Melendres, Jr. v. Comelec, 319 SCRA 262 [1999], citing Leveriza v. IAC, 153 SCRA 282 [1988].
16
Peralta v. Civil Service Commission, 212 SCRA 425 [1992], citing Victorias Milling Co., Inc. v. SSS, 114
Phil. 555 [1962].
17
Ibid., citing Sagun v. PHHC, 162 SCRA 411 [1988].
18
R.A. No. 7638 has since transferred the non-price regulatory jurisdiction, powers and functions of the ERB
to the Department of Energy.
19
Garcia v. Corona, supra; See Separate Opinion of Mr. Justice Panganiban.
20
Ibid.
21
American Tobacco Co. v. U.S., 328 U.S. 781; 90 L Ed. 1575.
22
R.A. No. 7638.
23
Tatad v. Secretary of the Department of Energy, 281 SCRA 330 [1997].
24
Id., p. 358, citing Gellhorn, Anti Trust Law and Economics in a Nutshell, 1986 ed. p. 45.
25
G.R. No. 114923 Rollo, pp. 122-147.
26
Lo v. CA, G.R. No. 128667, 17 December 1999, 321 SCRA 190, citing Timbancaya v. Vicente, 9 SCRA
854 [1963]; Itogon-Suyoc Mines v. Office of the President, 270 SCRA 63 [1997].
27
Manalo v. Roldan-Confesor, 215 SCRA 808 [1992].
28
Atlas Consolidated Mining & Development Corporation v. Factoran, 154 SCRA 49 [1987]; Naval v.
Panday, 321 SCRA 290 [1999], citing Lachica v. Flordeliza, 254 SCRA 278 [1996], citing Santos v. CA, 229
SCRA 524 [1994]; Trans-Asia, Phils.

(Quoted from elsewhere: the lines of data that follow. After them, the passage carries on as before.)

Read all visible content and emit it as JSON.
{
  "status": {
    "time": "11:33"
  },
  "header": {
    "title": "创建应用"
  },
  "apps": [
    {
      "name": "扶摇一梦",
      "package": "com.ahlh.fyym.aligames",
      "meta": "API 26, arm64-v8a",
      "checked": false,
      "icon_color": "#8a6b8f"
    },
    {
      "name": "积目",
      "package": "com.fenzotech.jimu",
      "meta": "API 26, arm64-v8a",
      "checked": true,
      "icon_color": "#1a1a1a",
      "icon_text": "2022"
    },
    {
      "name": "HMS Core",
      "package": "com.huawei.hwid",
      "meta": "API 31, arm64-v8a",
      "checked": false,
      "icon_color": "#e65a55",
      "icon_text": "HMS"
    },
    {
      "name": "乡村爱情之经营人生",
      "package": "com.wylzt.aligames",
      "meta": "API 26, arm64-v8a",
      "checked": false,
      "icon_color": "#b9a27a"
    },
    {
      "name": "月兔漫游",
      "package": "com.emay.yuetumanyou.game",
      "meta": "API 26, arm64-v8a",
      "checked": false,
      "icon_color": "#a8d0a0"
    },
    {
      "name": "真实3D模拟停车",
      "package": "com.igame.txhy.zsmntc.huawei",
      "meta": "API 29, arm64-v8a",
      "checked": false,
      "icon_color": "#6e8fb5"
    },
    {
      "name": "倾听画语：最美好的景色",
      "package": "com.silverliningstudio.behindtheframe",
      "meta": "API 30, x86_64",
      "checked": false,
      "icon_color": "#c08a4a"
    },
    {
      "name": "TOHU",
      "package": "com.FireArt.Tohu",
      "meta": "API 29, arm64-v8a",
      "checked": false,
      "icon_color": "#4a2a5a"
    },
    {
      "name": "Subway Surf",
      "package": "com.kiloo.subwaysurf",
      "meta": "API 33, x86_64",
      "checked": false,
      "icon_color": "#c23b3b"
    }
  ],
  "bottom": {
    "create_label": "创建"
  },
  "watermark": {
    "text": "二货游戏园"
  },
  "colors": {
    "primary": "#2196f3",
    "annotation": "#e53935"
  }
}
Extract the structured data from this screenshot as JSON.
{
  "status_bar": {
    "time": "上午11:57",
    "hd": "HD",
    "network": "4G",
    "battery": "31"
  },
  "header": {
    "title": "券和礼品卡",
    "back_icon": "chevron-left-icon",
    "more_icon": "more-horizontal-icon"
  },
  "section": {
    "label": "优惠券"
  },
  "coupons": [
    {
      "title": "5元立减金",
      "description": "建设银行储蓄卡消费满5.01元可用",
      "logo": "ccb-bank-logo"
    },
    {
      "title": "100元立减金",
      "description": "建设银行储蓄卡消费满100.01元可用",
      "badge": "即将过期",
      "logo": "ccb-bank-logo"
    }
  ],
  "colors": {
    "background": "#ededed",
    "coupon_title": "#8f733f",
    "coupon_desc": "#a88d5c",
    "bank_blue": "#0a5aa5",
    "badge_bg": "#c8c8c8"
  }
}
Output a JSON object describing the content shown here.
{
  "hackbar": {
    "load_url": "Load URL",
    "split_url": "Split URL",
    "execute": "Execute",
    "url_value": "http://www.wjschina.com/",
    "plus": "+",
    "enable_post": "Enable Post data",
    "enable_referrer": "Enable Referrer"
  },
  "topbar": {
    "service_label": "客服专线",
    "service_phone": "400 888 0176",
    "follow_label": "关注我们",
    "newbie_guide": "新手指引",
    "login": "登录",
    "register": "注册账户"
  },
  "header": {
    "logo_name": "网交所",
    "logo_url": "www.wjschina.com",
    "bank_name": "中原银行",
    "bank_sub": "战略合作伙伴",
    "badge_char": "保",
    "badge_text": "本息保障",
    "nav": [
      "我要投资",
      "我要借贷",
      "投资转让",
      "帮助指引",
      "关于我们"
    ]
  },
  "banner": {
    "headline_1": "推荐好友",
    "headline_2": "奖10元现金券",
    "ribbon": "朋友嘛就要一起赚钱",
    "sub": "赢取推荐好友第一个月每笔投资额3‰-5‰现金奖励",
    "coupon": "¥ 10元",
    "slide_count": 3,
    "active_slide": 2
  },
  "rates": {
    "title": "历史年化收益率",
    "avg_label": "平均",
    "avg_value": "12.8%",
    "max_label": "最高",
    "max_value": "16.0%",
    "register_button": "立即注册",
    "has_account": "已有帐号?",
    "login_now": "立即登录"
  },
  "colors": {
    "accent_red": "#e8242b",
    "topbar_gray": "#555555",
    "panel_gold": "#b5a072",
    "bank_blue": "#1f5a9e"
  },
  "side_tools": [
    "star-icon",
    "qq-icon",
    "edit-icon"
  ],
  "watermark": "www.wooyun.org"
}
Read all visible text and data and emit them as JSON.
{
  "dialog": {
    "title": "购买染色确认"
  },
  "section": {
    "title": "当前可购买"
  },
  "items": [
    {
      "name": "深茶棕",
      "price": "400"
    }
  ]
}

Employees Association v. NLRC, 320 SCRA 547 [1999]; Benguet
Corporation v. NLRC, 318 SCRA 106 [1999]; Phil. Veterans Bank v. NLRC, 317 SCRA 510 [1999];
Consolidated Food Corp. v. NLRC, 315 SCRA 129 [1999]; GSIS v. Gabriel, 308 SCRA 705 [1999]; Pimentel
v. CA, 307 SCRA 38 [1999].
29
Gonzales v. NLRC, 313 SCRA 169 [1999], citing Ang Tibay v. CIR, 69 Phil. 635 [1940]; Audion Electric
Co., Inc. v. NLRC, 308 SCRA 340 [1999]; Association of Independent Unions in the Phils. v. NLRC, 305
SCRA 219 [1999].
30
CA Decision, p. 5, par. 4.
31
G.R. No. 114923 Rollo, pp. 122-124.
32
Ibid., pp. 125-147 passim.
33
Id., pp. 253-259.
34
Id., pp. 244-252.
35
Id., p. 247.
36
Id., pp. 260-266.
37
Id., p. 263.
38
Meralco v. Pasay Transportation Co., 66 Phil. 36 [1938].
39
Ibid.
40
Ice and Cold Storage v. Valero, 85 Phil. 10 [1949], citing Santos Vda. de Pilares v. Arranze, G.R. No.
45462, 28 July 1938.